19Maryland (Frederick County), Frederick — Fleeing for Their Lives8:30 a.m. - 5:00 p.m. July 9, 1864 — Monocacy National Battlefield, National Park Service, U.S. Department of the Interior —
Distressed that their main escape route had been burned, the stranded Federal skirmishers fought on as they faced periodic Confederate attacks. Late in the afternoon, they gradually fell back towards the Baltimore & Ohio bridge. About 5:00 p.m., . . . Map (db m3271) HM
20Maryland (Frederick County), Frederick — Bush Creek Crossing
A wagon road crossed Bush Creek at this location connecting the Georgetown Pike with roads to Baltimore. As Federal troops withdrew from the battlefield, they passed Gambrill's Mill and followed this road toward Baltimore, leaving the field to the . . . Map (db m170617) HM
21Maryland (Frederick County), Frederick — Gambrill House
James H. Gambrill prospered as a miller after the Civil War, and the family moved up in the world - from a modest dwelling on the lowlands near the mill to this 17-room house on the hill. The three-story frame structure, built about 1872, has . . . Map (db m90481) HM

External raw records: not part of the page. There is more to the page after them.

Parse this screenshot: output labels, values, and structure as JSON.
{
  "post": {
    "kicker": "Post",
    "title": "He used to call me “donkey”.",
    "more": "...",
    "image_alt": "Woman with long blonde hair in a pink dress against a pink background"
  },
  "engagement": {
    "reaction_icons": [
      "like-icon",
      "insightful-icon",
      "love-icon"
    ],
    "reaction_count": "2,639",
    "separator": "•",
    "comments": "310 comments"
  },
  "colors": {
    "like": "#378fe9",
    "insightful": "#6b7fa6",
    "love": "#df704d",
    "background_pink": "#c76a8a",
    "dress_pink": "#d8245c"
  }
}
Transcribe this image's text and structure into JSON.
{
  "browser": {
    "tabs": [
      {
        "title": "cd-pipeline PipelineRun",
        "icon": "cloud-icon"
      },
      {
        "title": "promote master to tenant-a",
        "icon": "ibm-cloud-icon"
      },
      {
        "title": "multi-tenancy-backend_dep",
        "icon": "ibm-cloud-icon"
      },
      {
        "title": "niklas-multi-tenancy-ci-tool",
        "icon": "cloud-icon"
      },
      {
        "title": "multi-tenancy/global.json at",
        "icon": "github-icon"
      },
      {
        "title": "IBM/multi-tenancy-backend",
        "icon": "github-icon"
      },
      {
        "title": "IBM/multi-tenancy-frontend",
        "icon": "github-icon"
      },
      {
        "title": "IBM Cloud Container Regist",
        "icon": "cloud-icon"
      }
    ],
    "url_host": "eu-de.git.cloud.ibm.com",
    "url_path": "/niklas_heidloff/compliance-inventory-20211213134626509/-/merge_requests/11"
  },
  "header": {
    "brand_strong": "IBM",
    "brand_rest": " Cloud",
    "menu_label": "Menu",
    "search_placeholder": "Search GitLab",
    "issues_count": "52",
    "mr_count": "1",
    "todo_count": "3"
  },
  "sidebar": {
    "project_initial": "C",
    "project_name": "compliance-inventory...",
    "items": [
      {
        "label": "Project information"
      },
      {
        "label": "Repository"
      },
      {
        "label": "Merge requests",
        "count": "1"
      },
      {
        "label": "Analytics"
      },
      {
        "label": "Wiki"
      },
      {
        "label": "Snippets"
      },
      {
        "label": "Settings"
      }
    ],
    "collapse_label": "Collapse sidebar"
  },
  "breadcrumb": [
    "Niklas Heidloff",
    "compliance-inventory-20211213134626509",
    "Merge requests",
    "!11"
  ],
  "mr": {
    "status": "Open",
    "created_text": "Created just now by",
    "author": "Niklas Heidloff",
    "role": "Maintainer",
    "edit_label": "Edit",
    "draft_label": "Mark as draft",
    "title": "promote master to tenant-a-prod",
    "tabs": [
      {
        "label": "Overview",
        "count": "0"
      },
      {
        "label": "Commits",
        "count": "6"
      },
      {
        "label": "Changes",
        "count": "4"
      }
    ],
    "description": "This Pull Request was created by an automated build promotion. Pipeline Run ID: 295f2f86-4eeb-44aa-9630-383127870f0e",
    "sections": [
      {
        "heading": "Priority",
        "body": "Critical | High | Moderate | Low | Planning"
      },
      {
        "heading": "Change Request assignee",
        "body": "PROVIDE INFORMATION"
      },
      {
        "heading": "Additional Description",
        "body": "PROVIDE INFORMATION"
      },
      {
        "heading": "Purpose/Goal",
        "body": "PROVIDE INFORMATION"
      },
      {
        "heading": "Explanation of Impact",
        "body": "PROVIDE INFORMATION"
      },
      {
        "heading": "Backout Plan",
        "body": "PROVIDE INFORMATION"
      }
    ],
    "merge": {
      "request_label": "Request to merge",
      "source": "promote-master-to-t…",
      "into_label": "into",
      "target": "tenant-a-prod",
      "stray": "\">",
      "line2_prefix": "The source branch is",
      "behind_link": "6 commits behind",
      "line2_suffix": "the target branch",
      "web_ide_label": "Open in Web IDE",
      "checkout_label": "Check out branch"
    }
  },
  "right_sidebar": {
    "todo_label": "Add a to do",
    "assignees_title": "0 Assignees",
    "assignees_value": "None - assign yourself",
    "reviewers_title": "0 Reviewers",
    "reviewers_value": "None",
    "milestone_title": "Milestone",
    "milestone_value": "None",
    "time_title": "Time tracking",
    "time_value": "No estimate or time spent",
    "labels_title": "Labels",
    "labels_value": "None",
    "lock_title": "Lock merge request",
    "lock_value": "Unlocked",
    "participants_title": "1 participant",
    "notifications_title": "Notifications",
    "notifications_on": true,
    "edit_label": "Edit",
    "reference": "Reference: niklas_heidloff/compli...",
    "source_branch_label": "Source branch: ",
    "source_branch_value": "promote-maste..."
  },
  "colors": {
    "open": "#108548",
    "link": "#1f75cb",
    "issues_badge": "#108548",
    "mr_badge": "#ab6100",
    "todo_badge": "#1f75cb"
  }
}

22Maryland (Frederick County), Frederick — The Battle That Saved Washington
The Battle of Monocacy took place on July 9, 1864, in the valley before you. The battle pitted North against South, and Washington, D.C., was the prize. Richmond and Petersburg were endangered, but the Southern leader, General Robert E. Lee had . . . Map (db m3292) HM
23Maryland (Frederick County), Frederick — Clustered Spires of Frederick
John Greenleaf Whittier immortalized Barbara Fritchie and the town of Frederick in his poem about the elderly Frederick resident who supposedly displayed the Union flag as Southern soldiers marched by on September 10, 1862. On July 9, 1864, . . . Map (db m3290) HM
 
Apr. 20, 2021